For the record, my favourite player is Siegbert Tarrasch.
Openings, though, are completely different. While you might enjoy going through your favourite player’s games, you need to play your own openings. You need to study hard and memorize lines if you want to avoid opening traps, especially in the heavy theoretical lines. Each opening is different, leading to different positions, and it can seem overwhelming. Where to start? Which is best? How can I possibly know any of this? Continue reading →
The most common way to win a chess game at the amateur level is through your opponent’s blunder. We would like to think that we win because of our brilliant abilities, because that makes our egos feel good. In reality, most games are simply one side noticing and taking advantage of the other’s mistakes.
Here I will show different examples of blunders from my own games. These are all mistakes I made. I didn’t think it very fair to show blunders from my opponents, as no one wants to admit to blundering, so I’ll use my own mistakes from my own games. Some of them are quite … well, I was much younger at the time. Continue reading →
In everyday life, we use the word ‘obsession’ rather loosely. When we say someone is obsessed with something, we generally mean they have a very high interest in something and spend much of their free time on it. We generally do not mean that they are under mental compulsion and are unable to do anything else.
When it comes to chess, at times I was very close to this actual definition of obsession.
I consider this image really clever.
It didn’t happen right away. Though I learned chess at the age of six, I didn’t get fully into it until the age of 10 or so. I was getting pretty good, considering I only played once a month or so, but I couldn’t beat my grandfather. I got close a few times, but more likely I was simply losing slower. I was putting up resistance, not fighting back. I wanted to change that. Continue reading →
I’m not going to lie, I’m a bit of a Smirnov fanboy, a disciple if you will. If he makes something, I buy it. I have good reason: before his courses, I had been stuck at 1800 rating for years and years. I studied Grandmaster’s Positional Understanding, his flagship course, in 2015, and in March 2016 my rating currently sits at 2088. I’ve improved nearly 300 points, and I might not be done yet. That’s awesome.
I’ll be honest, I’m amazed at my progress.
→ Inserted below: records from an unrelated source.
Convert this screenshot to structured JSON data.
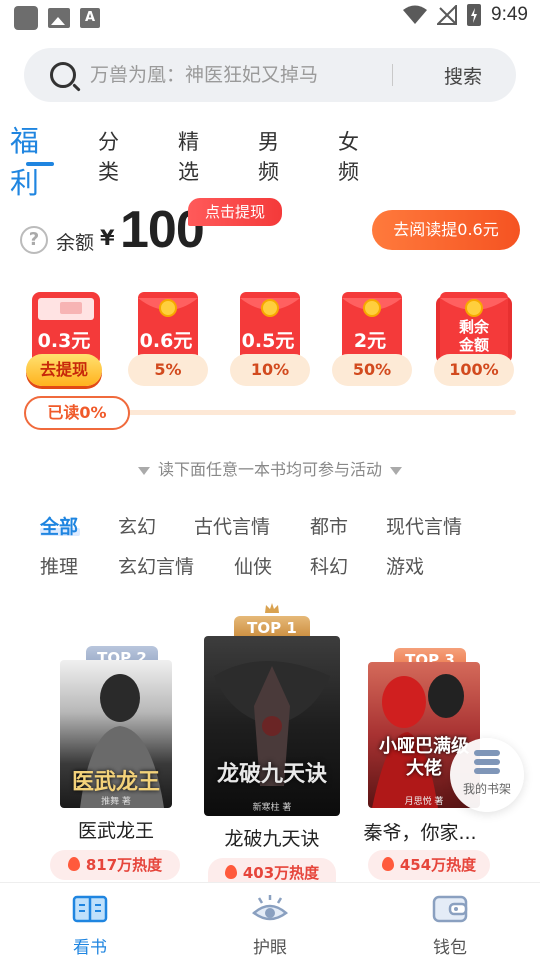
{
  "status_bar": {
    "time": "9:49"
  },
  "search": {
    "placeholder": "万兽为凰：神医狂妃又掉马",
    "button_label": "搜索"
  },
  "tabs": [
    {
      "label": "福利",
      "active": true
    },
    {
      "label": "分类",
      "active": false
    },
    {
      "label": "精选",
      "active": false
    },
    {
      "label": "男频",
      "active": false
    },
    {
      "label": "女频",
      "active": false
    }
  ],
  "balance": {
    "label": "余额",
    "currency": "¥",
    "amount": "100",
    "withdraw_tag": "点击提现",
    "read_button": "去阅读提0.6元"
  },
  "envelopes": [
    {
      "amount": "0.3元",
      "progress_label": "去提现"
    },
    {
      "amount": "0.6元",
      "progress_label": "5%"
    },
    {
      "amount": "0.5元",
      "progress_label": "10%"
    },
    {
      "amount": "2元",
      "progress_label": "50%"
    },
    {
      "amount": "剩余金额",
      "progress_label": "100%"
    }
  ],
  "read_progress": {
    "label": "已读0%",
    "fraction": 0
  },
  "hint": "读下面任意一本书均可参与活动",
  "categories": [
    "全部",
    "玄幻",
    "古代言情",
    "都市",
    "现代言情",
    "推理",
    "玄幻言情",
    "仙侠",
    "科幻",
    "游戏"
  ],
  "books": [
    {
      "rank": "TOP 2",
      "title": "医武龙王",
      "cover_title": "医武龙王",
      "cover_author": "推舞 著",
      "heat": "817万热度"
    },
    {
      "rank": "TOP 1",
      "title": "龙破九天诀",
      "cover_title": "龙破九天诀",
      "cover_author": "新寒柱 著",
      "heat": "403万热度"
    },
    {
      "rank": "TOP 3",
      "title": "秦爷，你家...",
      "cover_title": "小哑巴满级大佬",
      "cover_author": "月思悦 著",
      "heat": "454万热度"
    }
  ],
  "shelf": {
    "label": "我的书架"
  },
  "bottom_nav": [
    {
      "label": "看书",
      "icon": "book-icon",
      "active": true
    },
    {
      "label": "护眼",
      "icon": "eye-icon",
      "active": false
    },
    {
      "label": "钱包",
      "icon": "wallet-icon",
      "active": false
    }
  ],
  "colors": {
    "accent": "#1f85e0",
    "red": "#f43a3a",
    "orange": "#f55322"
  }
}
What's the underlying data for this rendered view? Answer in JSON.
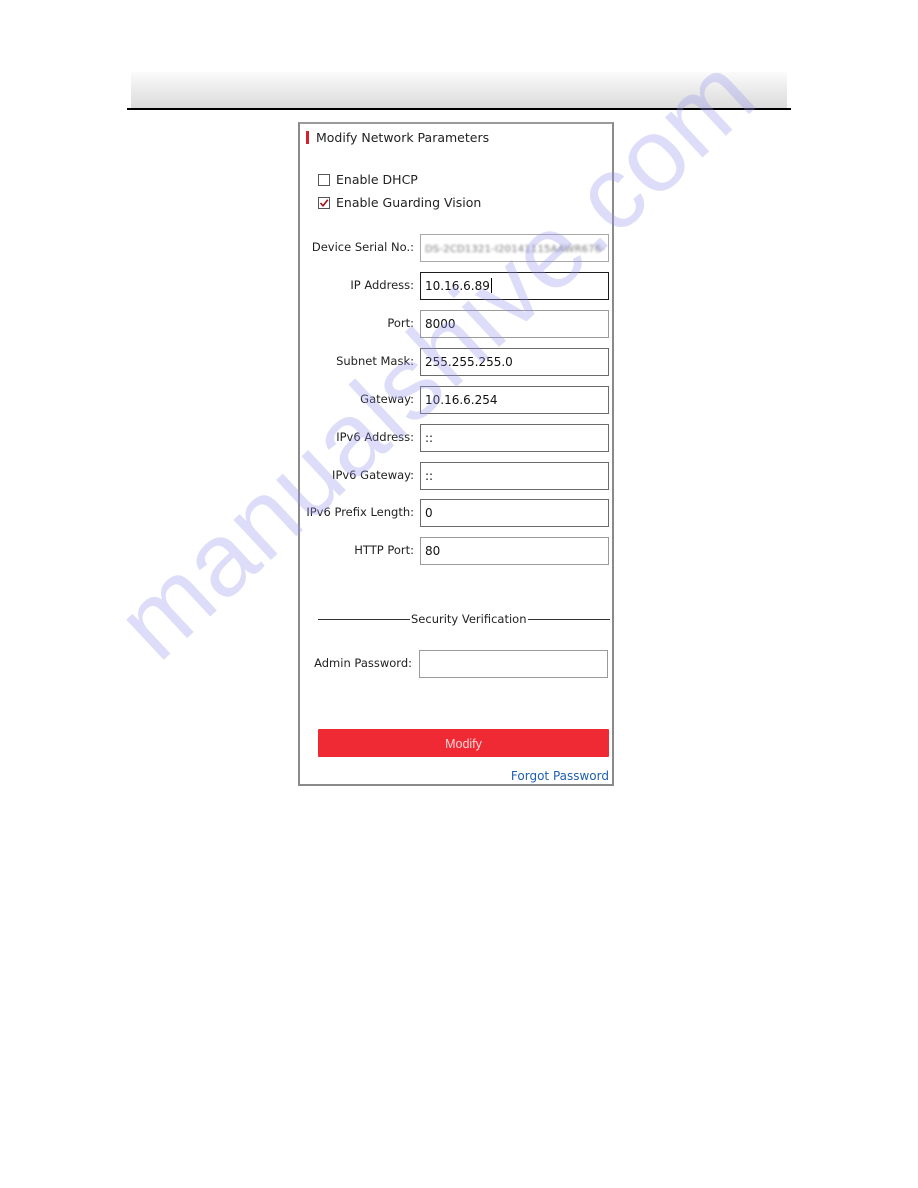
{
  "panel": {
    "title": "Modify Network Parameters",
    "accent_color": "#d6202a"
  },
  "options": [
    {
      "label": "Enable DHCP",
      "checked": false
    },
    {
      "label": "Enable Guarding Vision",
      "checked": true
    }
  ],
  "fields": [
    {
      "label": "Device Serial No.:",
      "value": "DS-2CD1321-I20141115AAWR676-",
      "state": "readonly-blurred"
    },
    {
      "label": "IP Address:",
      "value": "10.16.6.89",
      "state": "focused"
    },
    {
      "label": "Port:",
      "value": "8000",
      "state": "normal"
    },
    {
      "label": "Subnet Mask:",
      "value": "255.255.255.0",
      "state": "normal"
    },
    {
      "label": "Gateway:",
      "value": "10.16.6.254",
      "state": "normal"
    },
    {
      "label": "IPv6 Address:",
      "value": "::",
      "state": "normal"
    },
    {
      "label": "IPv6 Gateway:",
      "value": "::",
      "state": "normal"
    },
    {
      "label": "IPv6 Prefix Length:",
      "value": "0",
      "state": "normal"
    },
    {
      "label": "HTTP Port:",
      "value": "80",
      "state": "normal"
    }
  ],
  "security": {
    "section_title": "Security Verification",
    "password_label": "Admin Password:",
    "password_value": ""
  },
  "actions": {
    "modify_label": "Modify",
    "modify_color": "#ef2a35",
    "forgot_label": "Forgot Password",
    "link_color": "#1f5fb0"
  },
  "watermark": {
    "text": "manualshive.com"
  }
}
I own all of Smirnov’s courses, and as I’ve begun watching and rewatching all the lessons, I’ve begun to see the overall pattern or structure of his teaching. I now understand why his courses are the way they are, and I want to share that with you here. Continue reading →
This game was special. For one, it pushed me to 1990 rating, and my next win (which happened on the very same day) pushed me over 2000 rating for the first time. Secondly, and perhaps more importantly, I thought it was one of the best games I had ever played. Ever.
It certainly was a good game, against a good 1800-ish opponent, but time away and deep analysis has exposed some blemishes. Still, as far as positional games go, it was a treat to play, and when he finally resigned I felt a surge of excitement I hadn’t felt over a chess victory in a long time.
Quick background: the game started out as a Nimzo, then transposed into a QGD structure. I made a freeing tactic which turned the game into a related but unique structure, and I then used my bad Bishop to outplay a good Knight before simplifying into a better endgame. Pfew. Continue reading →
Over the weekend, instead of watching the Superbowl, I mostly played chess. I play correspondence chess, and I had a few opponents on at roughly the same time. We exchanged moves quickly, or as quickly as correspondence chess allows, and soon I had three games approaching the 40th move. I had a growing advantage in all three, and suddenly all three were over.